Bradford One in a Million free school: Fight for funds
Parents whose children were destined to go to a free school in Bradford have vowed to fight a government decision to withdraw funding for the scheme.
The One in a Million Free School lost funding after it failed to attract enough pupils.
Government cash for the institution was withdrawn a week before the doors were due to open on 3 September.
Parents want Education Secretary Michael Gove to look again at the decision.
Janet East, whose son James was due to attend the school, said she and others were not giving up the fight to get the school opened.'No answers'
She said: "We're still emailing the Department for Education but we've had no answers.
"I've not heard from any school, and I don't have a school for James.
"But we parents are still campaigning. One In A Million did everything they were asked. My heart is here - for my son's education.
"Families are devastated, there is a white paper saying 'every child matters' - I'd like Michael Gove to read it."
FREE SCHOOLS - KEY FACTS
- Free schools are set up by groups of parents, teachers, charities, businesses, universities, trusts, religious or voluntary groups
- They are funded directly by central government and are not in local authority control
- Head teachers have more control over the curriculum, teachers' pay and conditions, term dates and the school day
- Free schools were much talked about in the run-up to the general election in May 2010 and are the flagship policy of the Education Secretary, Michael Gove
- Free schools must operate an inclusive, fair and transparent admissions policy and cannot be academically selective
- There are now just under 200 in England
The head teacher designate of the One In A Million school, Jez Stockill, said: "At the minute we're waiting to be involved with a meeting with the Department for Education.
"We're deeply touched by the response parents have shown.

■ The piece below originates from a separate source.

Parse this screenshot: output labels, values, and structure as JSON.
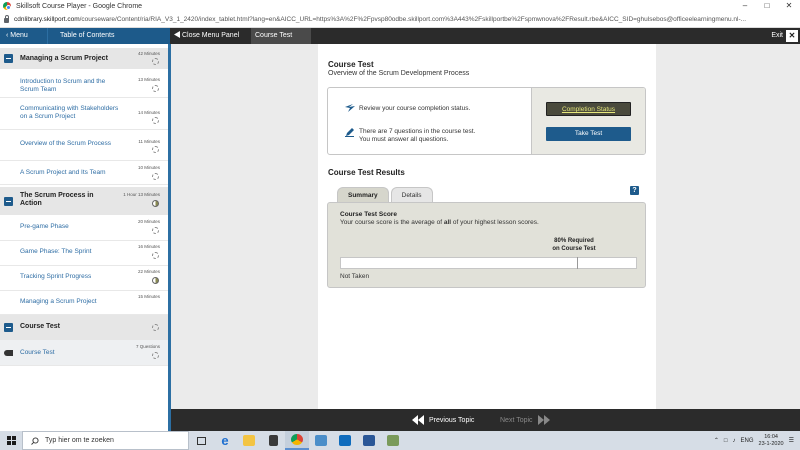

"We have 30 sets of parents willing to go with us on our journey and we are very moved and humbled by their commitment to us."
Councillor Ralph Berry, responsible for education in the Bradford area, said: "If it was my child I would be absolutely furious.
"Somebody needs to identify what happened here, the school was told the project was on track and then suddenly somebody threw the points.
"We've got the [school] places but the children have to be introduced to those schools and some parents are not well off and have to try and turn that around in three days.
"Only a bunch of public schoolboys could make such a foul-up as this."
Previously, the Department for Education said: "Before any new schools open their doors, we have to be sure that all the conditions we set have been met.
"Setting up a free school is a difficult task and we thank One In A Million for all their hard work. We still hope that One in a Million will open in 2013."
Free schools are run by groups including faith organisations, parents' groups or charities. They are independent of local authority control and funded by central government.